The Health Secretary, Matt Hancock, made a number of comments about the how Covid-19 is affecting Britain’s care homes in media interviews today.
He spoke after new figures from the Office for National Statistics (ONS) shed light on how many people are dying in care homes.
What are the facts?
How many deaths in care homes?
Matt Hancock was asked about deaths in care homes in his BBC Radio 4’s Today programme this morning and said: “Some of our most vulnerable people live in care homes, yet only around a quarter of the deaths that have happened have been in care homes. That’s much lower than most international comparators.”
It’s true that since the beginning of the outbreak, about a quarter (26 per cent) of Covid-19 deaths registered in England and Wales have happened in care homes. The total number of care home deaths registered since the beginning of March is just over 9,000.
That’s according to ONS figures, based on registered deaths which mention Covid-19 on the death certificate, which can be viewed here (“Figure 8”).
But that proportion of deaths in care homes (the red bars on this ONS graph) has been rising week by week, as deaths in hospitals fall more quickly than in the care sector:
There’s a fairly clear trend in hospital deaths, with the peak occurring on April 8 and deaths falling steadily since then (the blue bars).
In care homes, separate data sets from the ONS and the Care Quality Commission also suggest that deaths are falling now, but the decline appears to be slower and more recent, with the peak arriving later in April.
This means that care home deaths are increasingly making up a bigger share of all deaths which mention Covid-19 on the death certificate.
In fact, the ONS says that in the most recent days, more than 40 per cent of all the coronavirus deaths it counts have been in care homes.
And care homes have not just had the coronavirus to deal with. The statistician Professor Sir David Spiegelhalter calculates that just under 11,500 non-Covid excess deaths (unexpected for the time of year) happened in care homes in the five weeks up to May 1.
That means people are dying in large numbers in care facilities and the deaths are not being attributed to the coronavirus. It has been suggested that this could partly be explained by doctors filling in death certificates incorrectly.

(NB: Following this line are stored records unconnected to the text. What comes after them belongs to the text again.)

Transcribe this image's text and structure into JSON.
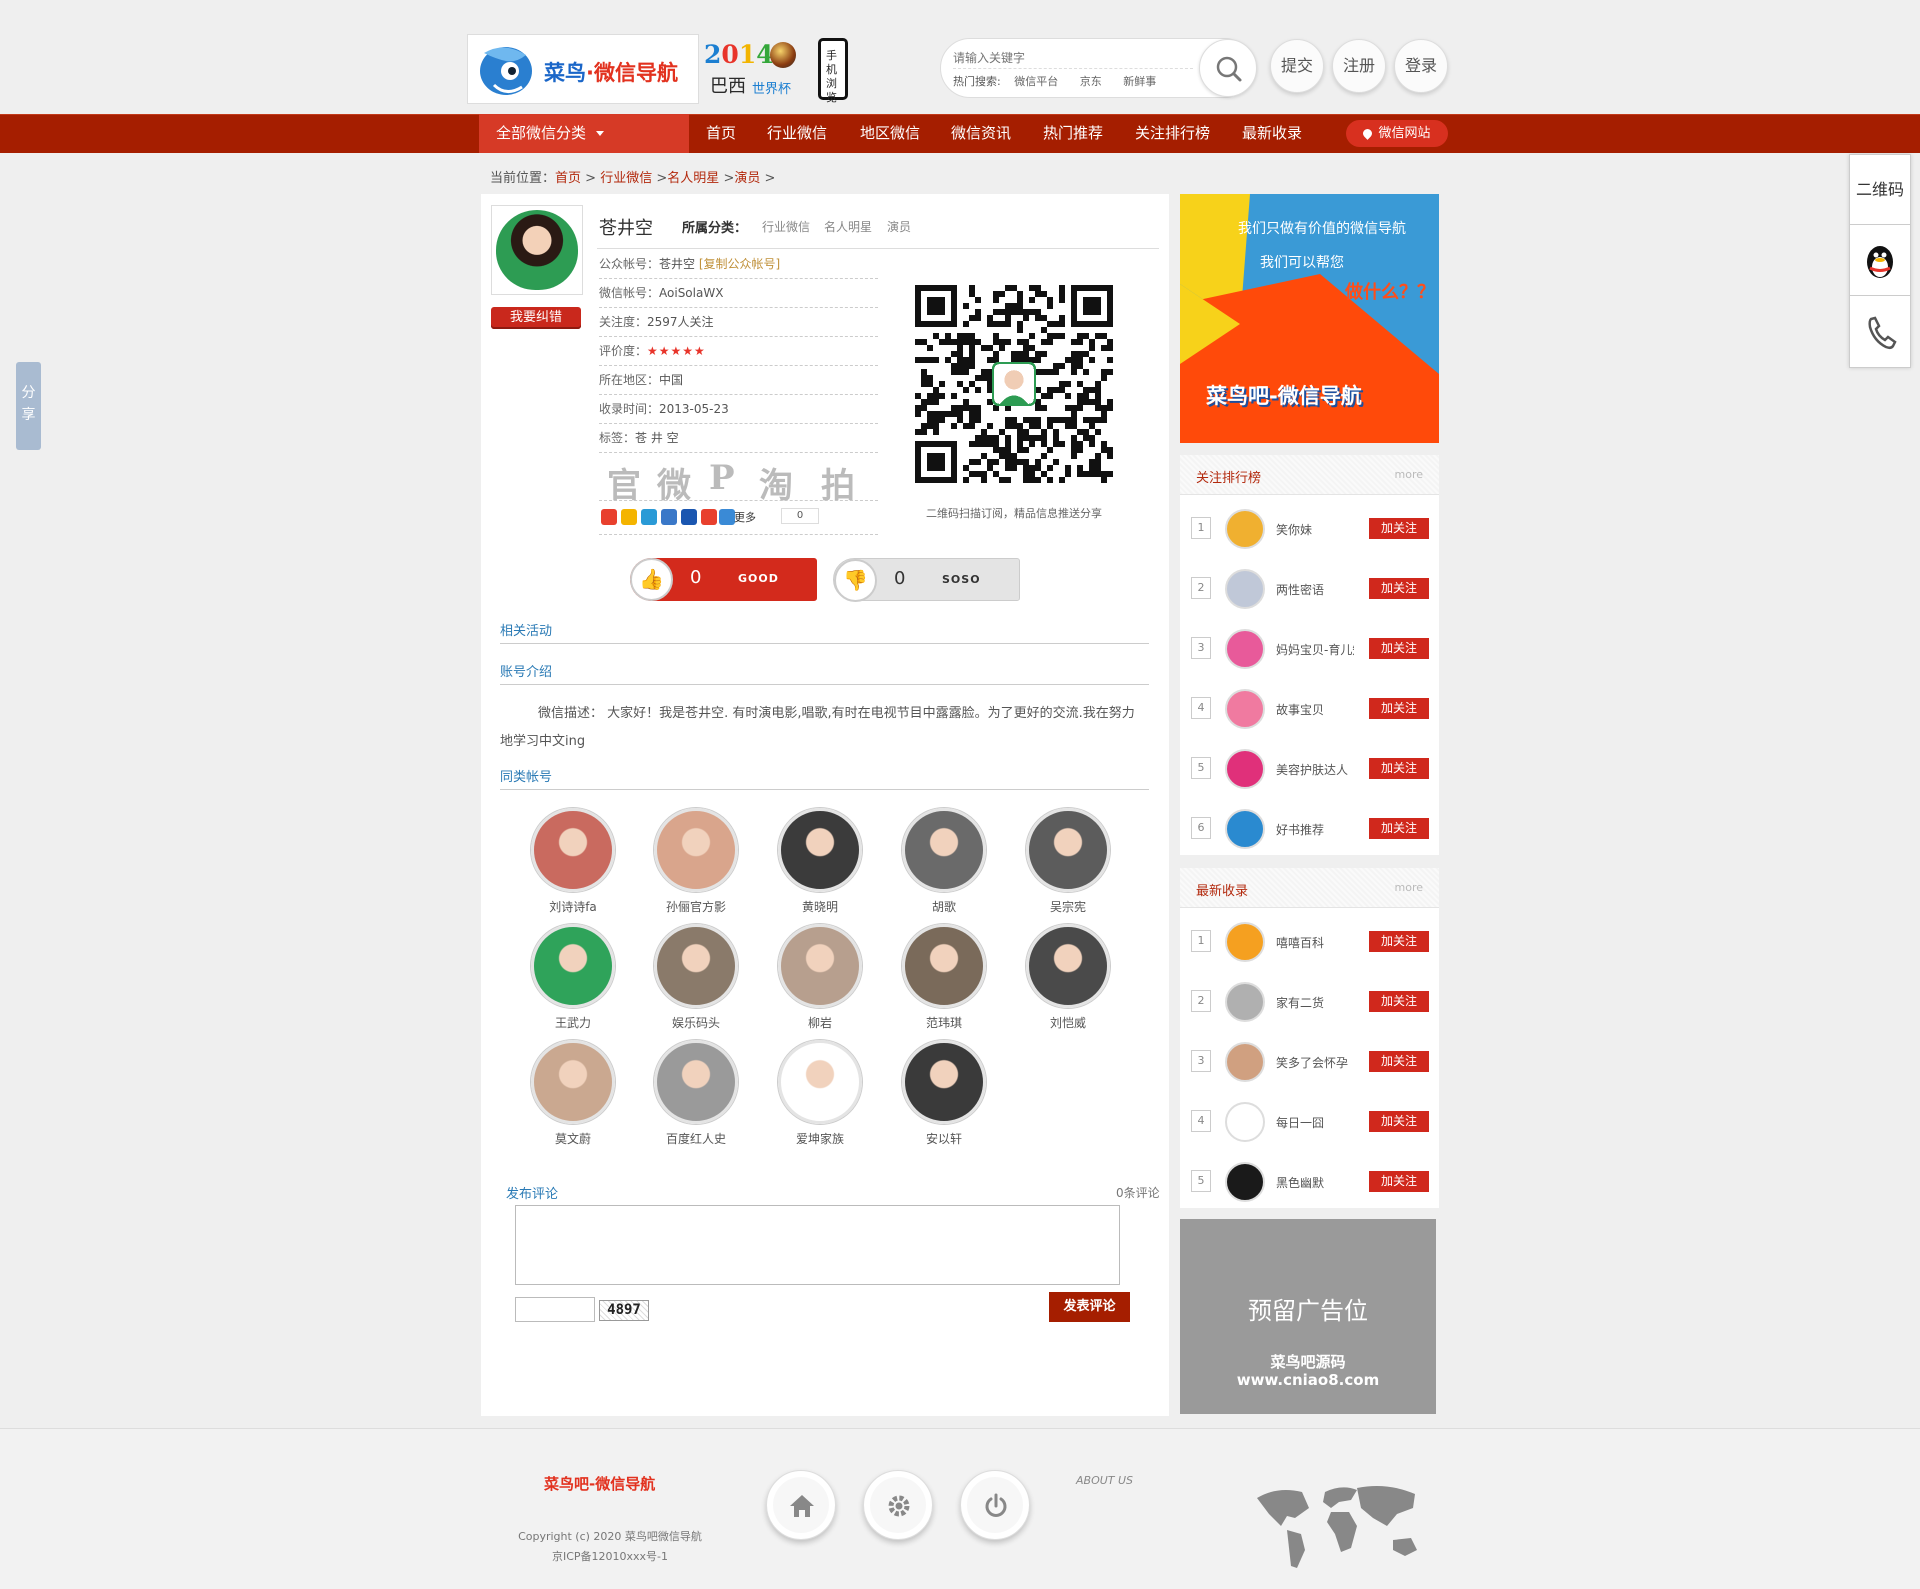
{
  "header": {
    "logo_text_a": "菜鸟",
    "logo_text_b": "·微信导航",
    "worldcup_year_digits": [
      "2",
      "0",
      "1",
      "4"
    ],
    "worldcup_country": "巴西",
    "worldcup_label": "世界杯",
    "phone_label": "手机浏览",
    "search_placeholder": "请输入关键字",
    "hot_label": "热门搜索:",
    "hot_links": [
      "微信平台",
      "京东",
      "新鲜事"
    ],
    "submit_label": "提交",
    "register_label": "注册",
    "login_label": "登录"
  },
  "nav": {
    "all_categories": "全部微信分类",
    "items": [
      "首页",
      "行业微信",
      "地区微信",
      "微信资讯",
      "热门推荐",
      "关注排行榜",
      "最新收录"
    ],
    "wx_site": "微信网站",
    "accent": "#a51e00"
  },
  "breadcrumb": {
    "prefix": "当前位置：",
    "items": [
      "首页",
      "行业微信",
      "名人明星",
      "演员"
    ],
    "sep": ">"
  },
  "account": {
    "name": "苍井空",
    "category_label": "所属分类：",
    "categories": [
      "行业微信",
      "名人明星",
      "演员"
    ],
    "correction_button": "我要纠错",
    "info": [
      {
        "key": "公众帐号：",
        "value": "苍井空",
        "extra": "[复制公众帐号]"
      },
      {
        "key": "微信帐号：",
        "value": "AoiSolaWX"
      },
      {
        "key": "关注度：",
        "value": "2597人关注"
      },
      {
        "key": "评价度：",
        "value": "★★★★★"
      },
      {
        "key": "所在地区：",
        "value": "中国"
      },
      {
        "key": "收录时间：",
        "value": "2013-05-23"
      },
      {
        "key": "标签：",
        "value": "苍 井 空"
      }
    ],
    "share_glyphs": [
      "官",
      "微",
      "P",
      "淘",
      "拍"
    ],
    "more_label": "更多",
    "share_count": "0",
    "qr_caption": "二维码扫描订阅，精品信息推送分享",
    "good_count": "0",
    "good_label": "GOOD",
    "soso_count": "0",
    "soso_label": "SOSO"
  },
  "sections": {
    "related": "相关活动",
    "intro": "账号介绍",
    "intro_text": "微信描述： 大家好！我是苍井空. 有时演电影,唱歌,有时在电视节目中露露脸。为了更好的交流.我在努力地学习中文ing",
    "similar": "同类帐号"
  },
  "similar": [
    {
      "name": "刘诗诗fa",
      "color": "#c96a5f"
    },
    {
      "name": "孙俪官方影",
      "color": "#d9a58c"
    },
    {
      "name": "黄晓明",
      "color": "#3b3b3b"
    },
    {
      "name": "胡歌",
      "color": "#6a6a6a"
    },
    {
      "name": "吴宗宪",
      "color": "#5c5c5c"
    },
    {
      "name": "王武力",
      "color": "#2fa35a"
    },
    {
      "name": "娱乐码头",
      "color": "#8a7a6a"
    },
    {
      "name": "柳岩",
      "color": "#b79f8e"
    },
    {
      "name": "范玮琪",
      "color": "#7a6a5a"
    },
    {
      "name": "刘恺威",
      "color": "#4a4a4a"
    },
    {
      "name": "莫文蔚",
      "color": "#caa890"
    },
    {
      "name": "百度红人史",
      "color": "#9a9a9a"
    },
    {
      "name": "爱坤家族",
      "color": "#ffffff"
    },
    {
      "name": "安以轩",
      "color": "#3a3a3a"
    }
  ],
  "comment": {
    "title": "发布评论",
    "count": "0条评论",
    "captcha": "4897",
    "submit": "发表评论"
  },
  "banner": {
    "line1": "我们只做有价值的微信导航",
    "line2": "我们可以帮您",
    "line3": "做什么？？",
    "line4": "菜鸟吧-微信导航"
  },
  "ranking": {
    "title": "关注排行榜",
    "more": "more",
    "follow_label": "加关注",
    "items": [
      {
        "rank": "1",
        "name": "笑你妹",
        "color": "#f0b030"
      },
      {
        "rank": "2",
        "name": "两性密语",
        "color": "#c0c8d8"
      },
      {
        "rank": "3",
        "name": "妈妈宝贝-育儿知识",
        "color": "#e85a9a"
      },
      {
        "rank": "4",
        "name": "故事宝贝",
        "color": "#f07aa0"
      },
      {
        "rank": "5",
        "name": "美容护肤达人",
        "color": "#e0307a"
      },
      {
        "rank": "6",
        "name": "好书推荐",
        "color": "#2a8ad0"
      }
    ]
  },
  "latest": {
    "title": "最新收录",
    "more": "more",
    "follow_label": "加关注",
    "items": [
      {
        "rank": "1",
        "name": "嘻嘻百科",
        "color": "#f5a020"
      },
      {
        "rank": "2",
        "name": "家有二货",
        "color": "#b0b0b0"
      },
      {
        "rank": "3",
        "name": "笑多了会怀孕",
        "color": "#d0a080"
      },
      {
        "rank": "4",
        "name": "每日一囧",
        "color": "#ffffff"
      },
      {
        "rank": "5",
        "name": "黑色幽默",
        "color": "#1a1a1a"
      }
    ]
  },
  "ad": {
    "line1": "预留广告位",
    "line2": "菜鸟吧源码",
    "line3": "www.cniao8.com"
  },
  "sidebar": {
    "qr_label": "二维码",
    "share_label": "分享"
  },
  "footer": {
    "logo": "菜鸟吧-微信导航",
    "copyright": "Copyright (c) 2020 菜鸟吧微信导航",
    "icp": "京ICP备12010xxx号-1",
    "about": "ABOUT US"
  }
}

But Prof Spiegelhalter and other experts think it’s more likely that seriously ill people are staying away from hospitals and surgeries and dying in care homes instead.
What about those “international comparators”?
Making international comparisons of Covid-19 deaths is hard, as various government ministers and officials have often said themselves in recent weeks.
But there is some evidence that other countries in western Europe have seen higher proportions of Covid-19 deaths in their care sectors than the UK.
A research team hosted by the LSE found last month that more than half of all reported Covid-19 deaths in Belgium, France, Ireland, Norway and some Spanish regions were happening in care homes.
The study takes in countries with different age structures and different numbers of care home residents, and there is also a time lag, so it may be hard to make fair comparisons with the latest ONS data for England and Wales.
There are also issues with how deaths are recorded and reported in various countries: Germany doesn’t separate deaths in care homes from other “communal settings; Spain doesn’t publish a national total.
The researchers noted: “Due to differences in testing availabilities and policies, and to different approaches to recording deaths, international comparisons are difficult.”
Of course this comparison is all about the proportion of people dying in various settings. The actual numbers of deaths are wildly different in different countries. Some countries included in the study have only seen handfuls or hundreds of deaths in care homes, compared to more than 9,000 in England and Wales.
Care home workers
Matt Hancock was also asked about increased Covid-19 death rates among care home workers this morning.
He didn’t address the point directly but said the government had put in measures to protect people who work in care homes.
There is evidence this week that coronavirus death rates are higher in the care sector: this ONS study of Covid-19 death rates by occupation found significantly increased death rates among male and female social care workers, compared to the general population.
Female social care workers were almost twice as likely to die as women of the same age. For men working in the sector, the death rate was more than double the average for all men, adjusted for age.
The same study shows that doctors, nurses and other health workers did not have higher Covid death rates than average, when you allow for differences in age and sex.
So this is positive news for the NHS, and goes some way to allaying fears of frontline staff being exposed to greater risk. The study shows, for example, that the death rate in female nurses is no greater than among women of the same age in the general population.
But the same evidence suggests people working in care homes may be at greater risk.
The ONS study did not adjust for the possible effects of ethnicity, where people live or deprivation, so it doesn’t prove conclusively that occupation is the main risk factor.